Print all entries word for word.

**DATA RECORDS**

....................

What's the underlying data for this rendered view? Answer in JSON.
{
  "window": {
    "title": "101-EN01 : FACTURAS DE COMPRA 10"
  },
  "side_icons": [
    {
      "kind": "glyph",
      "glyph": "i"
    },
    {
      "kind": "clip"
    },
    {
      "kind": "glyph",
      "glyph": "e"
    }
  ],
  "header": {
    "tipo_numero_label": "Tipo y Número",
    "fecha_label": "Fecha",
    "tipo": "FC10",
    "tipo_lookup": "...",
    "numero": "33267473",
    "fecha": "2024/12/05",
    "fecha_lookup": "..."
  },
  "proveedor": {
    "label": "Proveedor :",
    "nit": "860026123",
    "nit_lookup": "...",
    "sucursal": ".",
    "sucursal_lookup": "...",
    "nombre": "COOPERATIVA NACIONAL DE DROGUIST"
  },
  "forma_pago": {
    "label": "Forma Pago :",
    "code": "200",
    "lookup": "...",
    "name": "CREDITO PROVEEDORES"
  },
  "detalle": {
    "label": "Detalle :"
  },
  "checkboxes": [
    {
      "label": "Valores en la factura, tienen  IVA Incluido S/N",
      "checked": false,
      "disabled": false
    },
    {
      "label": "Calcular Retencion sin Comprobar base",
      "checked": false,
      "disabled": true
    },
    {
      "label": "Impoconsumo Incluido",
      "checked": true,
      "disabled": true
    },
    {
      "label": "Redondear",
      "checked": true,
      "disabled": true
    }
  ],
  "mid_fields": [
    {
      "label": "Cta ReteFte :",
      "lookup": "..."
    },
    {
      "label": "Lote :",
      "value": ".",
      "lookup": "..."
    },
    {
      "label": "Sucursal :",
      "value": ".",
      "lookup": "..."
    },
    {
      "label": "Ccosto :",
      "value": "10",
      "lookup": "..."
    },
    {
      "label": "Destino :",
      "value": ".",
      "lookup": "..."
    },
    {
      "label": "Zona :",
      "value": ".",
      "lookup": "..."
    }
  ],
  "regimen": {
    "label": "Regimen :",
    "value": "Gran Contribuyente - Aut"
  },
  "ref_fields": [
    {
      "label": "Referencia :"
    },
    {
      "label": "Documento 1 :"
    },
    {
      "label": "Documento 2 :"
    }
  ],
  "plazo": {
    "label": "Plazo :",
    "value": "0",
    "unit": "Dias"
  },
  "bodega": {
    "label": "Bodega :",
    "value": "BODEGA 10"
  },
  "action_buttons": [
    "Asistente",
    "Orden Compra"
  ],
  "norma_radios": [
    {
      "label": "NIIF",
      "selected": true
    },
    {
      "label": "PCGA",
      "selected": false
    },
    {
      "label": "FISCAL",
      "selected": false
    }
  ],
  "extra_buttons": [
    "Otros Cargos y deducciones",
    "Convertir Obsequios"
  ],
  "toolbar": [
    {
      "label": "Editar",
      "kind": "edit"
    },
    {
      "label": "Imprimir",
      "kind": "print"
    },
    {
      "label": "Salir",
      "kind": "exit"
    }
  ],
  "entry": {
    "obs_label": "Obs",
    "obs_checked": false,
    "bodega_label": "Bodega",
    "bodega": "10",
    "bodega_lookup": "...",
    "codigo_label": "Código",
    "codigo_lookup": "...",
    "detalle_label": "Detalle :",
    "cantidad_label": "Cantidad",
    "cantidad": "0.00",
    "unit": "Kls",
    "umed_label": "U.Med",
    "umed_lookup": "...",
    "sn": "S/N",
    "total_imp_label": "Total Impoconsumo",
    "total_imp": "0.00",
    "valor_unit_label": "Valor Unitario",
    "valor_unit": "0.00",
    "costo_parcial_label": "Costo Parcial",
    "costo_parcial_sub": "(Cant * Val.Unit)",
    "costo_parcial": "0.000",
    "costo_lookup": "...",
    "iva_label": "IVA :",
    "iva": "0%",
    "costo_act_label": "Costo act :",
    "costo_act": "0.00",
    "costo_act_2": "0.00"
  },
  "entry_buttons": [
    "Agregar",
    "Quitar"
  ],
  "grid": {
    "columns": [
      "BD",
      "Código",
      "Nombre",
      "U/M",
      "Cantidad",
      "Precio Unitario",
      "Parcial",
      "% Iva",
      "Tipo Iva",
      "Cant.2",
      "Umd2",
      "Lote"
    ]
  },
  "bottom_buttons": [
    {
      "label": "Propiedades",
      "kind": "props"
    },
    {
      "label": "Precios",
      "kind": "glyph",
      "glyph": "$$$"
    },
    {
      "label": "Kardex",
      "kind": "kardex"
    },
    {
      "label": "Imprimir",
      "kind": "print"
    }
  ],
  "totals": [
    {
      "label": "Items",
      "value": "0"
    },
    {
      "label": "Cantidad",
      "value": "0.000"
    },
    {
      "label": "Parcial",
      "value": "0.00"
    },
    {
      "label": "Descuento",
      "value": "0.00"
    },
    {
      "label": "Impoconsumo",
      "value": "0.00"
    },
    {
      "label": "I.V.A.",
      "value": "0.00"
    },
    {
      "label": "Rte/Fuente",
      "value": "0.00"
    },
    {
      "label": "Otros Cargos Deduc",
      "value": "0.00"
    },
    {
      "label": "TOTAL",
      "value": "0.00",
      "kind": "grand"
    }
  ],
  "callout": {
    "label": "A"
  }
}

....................

**EXERCISE RESULT**
What's the underlying data for this rendered view? Answer in JSON.
{
  "window": {
    "title": "101-EN01 : FACTURAS DE COMPRA 10"
  },
  "side_icons": [
    {
      "kind": "glyph",
      "glyph": "i"
    },
    {
      "kind": "clip"
    },
    {
      "kind": "glyph",
      "glyph": "e"
    }
  ],
  "header": {
    "tipo_numero_label": "Tipo y Número",
    "fecha_label": "Fecha",
    "tipo": "FC10",
    "tipo_lookup": "...",
    "numero": "33267473",
    "fecha": "2024/12/05",
    "fecha_lookup": "..."
  },
  "proveedor": {
    "label": "Proveedor :",
    "nit": "860026123",
    "nit_lookup": "...",
    "sucursal": ".",
    "sucursal_lookup": "...",
    "nombre": "COOPERATIVA NACIONAL DE DROGUIST"
  },
  "forma_pago": {
    "label": "Forma Pago :",
    "code": "200",
    "lookup": "...",
    "name": "CREDITO PROVEEDORES"
  },
  "detalle": {
    "label": "Detalle :"
  },
  "checkboxes": [
    {
      "label": "Valores en la factura, tienen  IVA Incluido S/N",
      "checked": false,
      "disabled": false
    },
    {
      "label": "Calcular Retencion sin Comprobar base",
      "checked": false,
      "disabled": true
    },
    {
      "label": "Impoconsumo Incluido",
      "checked": true,
      "disabled": true
    },
    {
      "label": "Redondear",
      "checked": true,
      "disabled": true
    }
  ],
  "mid_fields": [
    {
      "label": "Cta ReteFte :",
      "lookup": "..."
    },
    {
      "label": "Lote :",
      "value": ".",
      "lookup": "..."
    },
    {
      "label": "Sucursal :",
      "value": ".",
      "lookup": "..."
    },
    {
      "label": "Ccosto :",
      "value": "10",
      "lookup": "..."
    },
    {
      "label": "Destino :",
      "value": ".",
      "lookup": "..."
    },
    {
      "label": "Zona :",
      "value": ".",
      "lookup": "..."
    }
  ],
  "regimen": {
    "label": "Regimen :",
    "value": "Gran Contribuyente - Aut"
  },
  "ref_fields": [
    {
      "label": "Referencia :"
    },
    {
      "label": "Documento 1 :"
    },
    {
      "label": "Documento 2 :"
    }
  ],
  "plazo": {
    "label": "Plazo :",
    "value": "0",
    "unit": "Dias"
  },
  "bodega": {
    "label": "Bodega :",
    "value": "BODEGA 10"
  },
  "action_buttons": [
    "Asistente",
    "Orden Compra"
  ],
  "norma_radios": [
    {
      "label": "NIIF",
      "selected": true
    },
    {
      "label": "PCGA",
      "selected": false
    },
    {
      "label": "FISCAL",
      "selected": false
    }
  ],
  "extra_buttons": [
    "Otros Cargos y deducciones",
    "Convertir Obsequios"
  ],
  "toolbar": [
    {
      "label": "Editar",
      "kind": "edit"
    },
    {
      "label": "Imprimir",
      "kind": "print"
    },
    {
      "label": "Salir",
      "kind": "exit"
    }
  ],
  "entry": {
    "obs_label": "Obs",
    "obs_checked": false,
    "bodega_label": "Bodega",
    "bodega": "10",
    "bodega_lookup": "...",
    "codigo_label": "Código",
    "codigo_lookup": "...",
    "detalle_label": "Detalle :",
    "cantidad_label": "Cantidad",
    "cantidad": "0.00",
    "unit": "Kls",
    "umed_label": "U.Med",
    "umed_lookup": "...",
    "sn": "S/N",
    "total_imp_label": "Total Impoconsumo",
    "total_imp": "0.00",
    "valor_unit_label": "Valor Unitario",
    "valor_unit": "0.00",
    "costo_parcial_label": "Costo Parcial",
    "costo_parcial_sub": "(Cant * Val.Unit)",
    "costo_parcial": "0.000",
    "costo_lookup": "...",
    "iva_label": "IVA :",
    "iva": "0%",
    "costo_act_label": "Costo act :",
    "costo_act": "0.00",
    "costo_act_2": "0.00"
  },
  "entry_buttons": [
    "Agregar",
    "Quitar"
  ],
  "grid": {
    "columns": [
      "BD",
      "Código",
      "Nombre",
      "U/M",
      "Cantidad",
      "Precio Unitario",
      "Parcial",
      "% Iva",
      "Tipo Iva",
      "Cant.2",
      "Umd2",
      "Lote"
    ]
  },
  "bottom_buttons": [
    {
      "label": "Propiedades",
      "kind": "props"
    },
    {
      "label": "Precios",
      "kind": "glyph",
      "glyph": "$$$"
    },
    {
      "label": "Kardex",
      "kind": "kardex"
    },
    {
      "label": "Imprimir",
      "kind": "print"
    }
  ],
  "totals": [
    {
      "label": "Items",
      "value": "0"
    },
    {
      "label": "Cantidad",
      "value": "0.000"
    },
    {
      "label": "Parcial",
      "value": "0.00"
    },
    {
      "label": "Descuento",
      "value": "0.00"
    },
    {
      "label": "Impoconsumo",
      "value": "0.00"
    },
    {
      "label": "I.V.A.",
      "value": "0.00"
    },
    {
      "label": "Rte/Fuente",
      "value": "0.00"
    },
    {
      "label": "Otros Cargos Deduc",
      "value": "0.00"
    },
    {
      "label": "TOTAL",
      "value": "0.00",
      "kind": "grand"
    }
  ],
  "callout": {
    "label": "A"
  }
}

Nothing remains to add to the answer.